▸ PROBLEM TO SOLVE
Give the records again exactly, with every character kept.

▸ DATASET EXTRACT
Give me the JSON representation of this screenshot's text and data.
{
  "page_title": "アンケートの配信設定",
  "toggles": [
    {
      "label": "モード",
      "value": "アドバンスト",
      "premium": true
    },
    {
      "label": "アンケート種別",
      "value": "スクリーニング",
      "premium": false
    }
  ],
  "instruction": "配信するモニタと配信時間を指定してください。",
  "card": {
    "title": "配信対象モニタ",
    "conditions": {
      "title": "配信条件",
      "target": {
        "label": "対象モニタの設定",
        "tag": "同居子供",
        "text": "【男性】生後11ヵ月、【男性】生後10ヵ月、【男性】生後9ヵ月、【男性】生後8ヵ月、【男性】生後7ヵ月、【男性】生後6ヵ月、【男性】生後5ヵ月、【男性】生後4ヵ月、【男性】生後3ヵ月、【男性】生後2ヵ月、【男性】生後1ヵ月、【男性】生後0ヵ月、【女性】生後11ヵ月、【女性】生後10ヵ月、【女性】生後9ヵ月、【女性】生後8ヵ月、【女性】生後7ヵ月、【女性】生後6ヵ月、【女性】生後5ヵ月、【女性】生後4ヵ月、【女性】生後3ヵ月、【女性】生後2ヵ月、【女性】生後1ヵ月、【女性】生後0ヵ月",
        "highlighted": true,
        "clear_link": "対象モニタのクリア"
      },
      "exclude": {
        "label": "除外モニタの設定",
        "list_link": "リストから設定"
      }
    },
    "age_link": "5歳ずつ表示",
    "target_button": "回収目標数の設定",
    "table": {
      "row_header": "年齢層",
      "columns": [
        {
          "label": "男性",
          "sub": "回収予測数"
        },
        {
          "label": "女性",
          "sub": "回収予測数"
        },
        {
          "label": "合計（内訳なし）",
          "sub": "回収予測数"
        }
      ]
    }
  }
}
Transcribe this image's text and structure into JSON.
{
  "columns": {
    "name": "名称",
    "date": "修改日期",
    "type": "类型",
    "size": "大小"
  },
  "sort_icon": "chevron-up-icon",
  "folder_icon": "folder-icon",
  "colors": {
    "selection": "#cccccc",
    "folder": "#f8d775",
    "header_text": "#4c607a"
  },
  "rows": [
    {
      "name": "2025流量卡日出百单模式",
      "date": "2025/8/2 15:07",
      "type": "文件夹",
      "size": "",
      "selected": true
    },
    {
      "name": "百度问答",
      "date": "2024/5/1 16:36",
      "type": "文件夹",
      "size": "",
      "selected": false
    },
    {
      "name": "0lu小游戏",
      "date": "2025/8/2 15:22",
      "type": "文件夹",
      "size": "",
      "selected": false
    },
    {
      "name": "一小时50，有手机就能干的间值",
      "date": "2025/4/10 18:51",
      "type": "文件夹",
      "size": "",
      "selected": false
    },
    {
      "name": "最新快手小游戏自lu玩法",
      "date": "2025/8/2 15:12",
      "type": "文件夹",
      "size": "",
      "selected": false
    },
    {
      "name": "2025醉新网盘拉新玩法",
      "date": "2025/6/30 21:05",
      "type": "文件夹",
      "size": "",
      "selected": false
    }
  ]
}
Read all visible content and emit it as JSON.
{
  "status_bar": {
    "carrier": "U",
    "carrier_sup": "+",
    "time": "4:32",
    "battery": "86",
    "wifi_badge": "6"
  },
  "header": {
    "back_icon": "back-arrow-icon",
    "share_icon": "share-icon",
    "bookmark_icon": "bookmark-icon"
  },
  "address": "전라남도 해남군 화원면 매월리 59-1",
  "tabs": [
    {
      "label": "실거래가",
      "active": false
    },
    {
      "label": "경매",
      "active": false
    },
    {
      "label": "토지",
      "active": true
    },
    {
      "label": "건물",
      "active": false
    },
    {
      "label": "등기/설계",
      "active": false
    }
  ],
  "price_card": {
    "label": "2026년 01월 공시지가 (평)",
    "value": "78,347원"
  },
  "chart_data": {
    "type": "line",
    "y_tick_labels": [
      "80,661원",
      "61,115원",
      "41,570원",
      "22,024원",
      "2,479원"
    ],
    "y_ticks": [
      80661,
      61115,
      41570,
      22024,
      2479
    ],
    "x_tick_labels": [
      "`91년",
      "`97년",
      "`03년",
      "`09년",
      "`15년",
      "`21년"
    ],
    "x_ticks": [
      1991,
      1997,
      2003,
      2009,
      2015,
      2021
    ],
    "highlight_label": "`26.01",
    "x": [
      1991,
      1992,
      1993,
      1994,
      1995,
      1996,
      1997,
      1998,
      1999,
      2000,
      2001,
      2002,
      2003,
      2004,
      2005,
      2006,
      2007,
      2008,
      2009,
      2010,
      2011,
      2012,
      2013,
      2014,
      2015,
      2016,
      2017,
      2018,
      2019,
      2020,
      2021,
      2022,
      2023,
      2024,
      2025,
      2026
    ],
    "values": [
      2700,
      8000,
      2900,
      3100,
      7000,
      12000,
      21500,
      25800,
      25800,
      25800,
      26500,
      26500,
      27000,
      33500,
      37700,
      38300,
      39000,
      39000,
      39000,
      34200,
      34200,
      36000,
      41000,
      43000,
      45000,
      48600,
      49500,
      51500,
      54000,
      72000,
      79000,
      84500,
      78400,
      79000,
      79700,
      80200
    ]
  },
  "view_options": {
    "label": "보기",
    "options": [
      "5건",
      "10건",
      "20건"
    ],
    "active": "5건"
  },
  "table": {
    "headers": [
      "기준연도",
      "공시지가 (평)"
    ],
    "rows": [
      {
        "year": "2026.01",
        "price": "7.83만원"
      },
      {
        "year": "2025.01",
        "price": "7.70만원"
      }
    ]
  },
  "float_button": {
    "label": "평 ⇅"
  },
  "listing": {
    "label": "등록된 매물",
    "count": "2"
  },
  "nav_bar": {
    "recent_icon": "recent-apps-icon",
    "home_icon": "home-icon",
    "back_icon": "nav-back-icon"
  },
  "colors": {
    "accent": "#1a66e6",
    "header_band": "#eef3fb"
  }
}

▸ TASK RESULT
Give me the JSON representation of this screenshot's text and data.
{
  "page_title": "アンケートの配信設定",
  "toggles": [
    {
      "label": "モード",
      "value": "アドバンスト",
      "premium": true
    },
    {
      "label": "アンケート種別",
      "value": "スクリーニング",
      "premium": false
    }
  ],
  "instruction": "配信するモニタと配信時間を指定してください。",
  "card": {
    "title": "配信対象モニタ",
    "conditions": {
      "title": "配信条件",
      "target": {
        "label": "対象モニタの設定",
        "tag": "同居子供",
        "text": "【男性】生後11ヵ月、【男性】生後10ヵ月、【男性】生後9ヵ月、【男性】生後8ヵ月、【男性】生後7ヵ月、【男性】生後6ヵ月、【男性】生後5ヵ月、【男性】生後4ヵ月、【男性】生後3ヵ月、【男性】生後2ヵ月、【男性】生後1ヵ月、【男性】生後0ヵ月、【女性】生後11ヵ月、【女性】生後10ヵ月、【女性】生後9ヵ月、【女性】生後8ヵ月、【女性】生後7ヵ月、【女性】生後6ヵ月、【女性】生後5ヵ月、【女性】生後4ヵ月、【女性】生後3ヵ月、【女性】生後2ヵ月、【女性】生後1ヵ月、【女性】生後0ヵ月",
        "highlighted": true,
        "clear_link": "対象モニタのクリア"
      },
      "exclude": {
        "label": "除外モニタの設定",
        "list_link": "リストから設定"
      }
    },
    "age_link": "5歳ずつ表示",
    "target_button": "回収目標数の設定",
    "table": {
      "row_header": "年齢層",
      "columns": [
        {
          "label": "男性",
          "sub": "回収予測数"
        },
        {
          "label": "女性",
          "sub": "回収予測数"
        },
        {
          "label": "合計（内訳なし）",
          "sub": "回収予測数"
        }
      ]
    }
  }
}
Transcribe this image's text and structure into JSON.
{
  "columns": {
    "name": "名称",
    "date": "修改日期",
    "type": "类型",
    "size": "大小"
  },
  "sort_icon": "chevron-up-icon",
  "folder_icon": "folder-icon",
  "colors": {
    "selection": "#cccccc",
    "folder": "#f8d775",
    "header_text": "#4c607a"
  },
  "rows": [
    {
      "name": "2025流量卡日出百单模式",
      "date": "2025/8/2 15:07",
      "type": "文件夹",
      "size": "",
      "selected": true
    },
    {
      "name": "百度问答",
      "date": "2024/5/1 16:36",
      "type": "文件夹",
      "size": "",
      "selected": false
    },
    {
      "name": "0lu小游戏",
      "date": "2025/8/2 15:22",
      "type": "文件夹",
      "size": "",
      "selected": false
    },
    {
      "name": "一小时50，有手机就能干的间值",
      "date": "2025/4/10 18:51",
      "type": "文件夹",
      "size": "",
      "selected": false
    },
    {
      "name": "最新快手小游戏自lu玩法",
      "date": "2025/8/2 15:12",
      "type": "文件夹",
      "size": "",
      "selected": false
    },
    {
      "name": "2025醉新网盘拉新玩法",
      "date": "2025/6/30 21:05",
      "type": "文件夹",
      "size": "",
      "selected": false
    }
  ]
}
Read all visible content and emit it as JSON.
{
  "status_bar": {
    "carrier": "U",
    "carrier_sup": "+",
    "time": "4:32",
    "battery": "86",
    "wifi_badge": "6"
  },
  "header": {
    "back_icon": "back-arrow-icon",
    "share_icon": "share-icon",
    "bookmark_icon": "bookmark-icon"
  },
  "address": "전라남도 해남군 화원면 매월리 59-1",
  "tabs": [
    {
      "label": "실거래가",
      "active": false
    },
    {
      "label": "경매",
      "active": false
    },
    {
      "label": "토지",
      "active": true
    },
    {
      "label": "건물",
      "active": false
    },
    {
      "label": "등기/설계",
      "active": false
    }
  ],
  "price_card": {
    "label": "2026년 01월 공시지가 (평)",
    "value": "78,347원"
  },
  "chart_data": {
    "type": "line",
    "y_tick_labels": [
      "80,661원",
      "61,115원",
      "41,570원",
      "22,024원",
      "2,479원"
    ],
    "y_ticks": [
      80661,
      61115,
      41570,
      22024,
      2479
    ],
    "x_tick_labels": [
      "`91년",
      "`97년",
      "`03년",
      "`09년",
      "`15년",
      "`21년"
    ],
    "x_ticks": [
      1991,
      1997,
      2003,
      2009,
      2015,
      2021
    ],
    "highlight_label": "`26.01",
    "x": [
      1991,
      1992,
      1993,
      1994,
      1995,
      1996,
      1997,
      1998,
      1999,
      2000,
      2001,
      2002,
      2003,
      2004,
      2005,
      2006,
      2007,
      2008,
      2009,
      2010,
      2011,
      2012,
      2013,
      2014,
      2015,
      2016,
      2017,
      2018,
      2019,
      2020,
      2021,
      2022,
      2023,
      2024,
      2025,
      2026
    ],
    "values": [
      2700,
      8000,
      2900,
      3100,
      7000,
      12000,
      21500,
      25800,
      25800,
      25800,
      26500,
      26500,
      27000,
      33500,
      37700,
      38300,
      39000,
      39000,
      39000,
      34200,
      34200,
      36000,
      41000,
      43000,
      45000,
      48600,
      49500,
      51500,
      54000,
      72000,
      79000,
      84500,
      78400,
      79000,
      79700,
      80200
    ]
  },
  "view_options": {
    "label": "보기",
    "options": [
      "5건",
      "10건",
      "20건"
    ],
    "active": "5건"
  },
  "table": {
    "headers": [
      "기준연도",
      "공시지가 (평)"
    ],
    "rows": [
      {
        "year": "2026.01",
        "price": "7.83만원"
      },
      {
        "year": "2025.01",
        "price": "7.70만원"
      }
    ]
  },
  "float_button": {
    "label": "평 ⇅"
  },
  "listing": {
    "label": "등록된 매물",
    "count": "2"
  },
  "nav_bar": {
    "recent_icon": "recent-apps-icon",
    "home_icon": "home-icon",
    "back_icon": "nav-back-icon"
  },
  "colors": {
    "accent": "#1a66e6",
    "header_band": "#eef3fb"
  }
}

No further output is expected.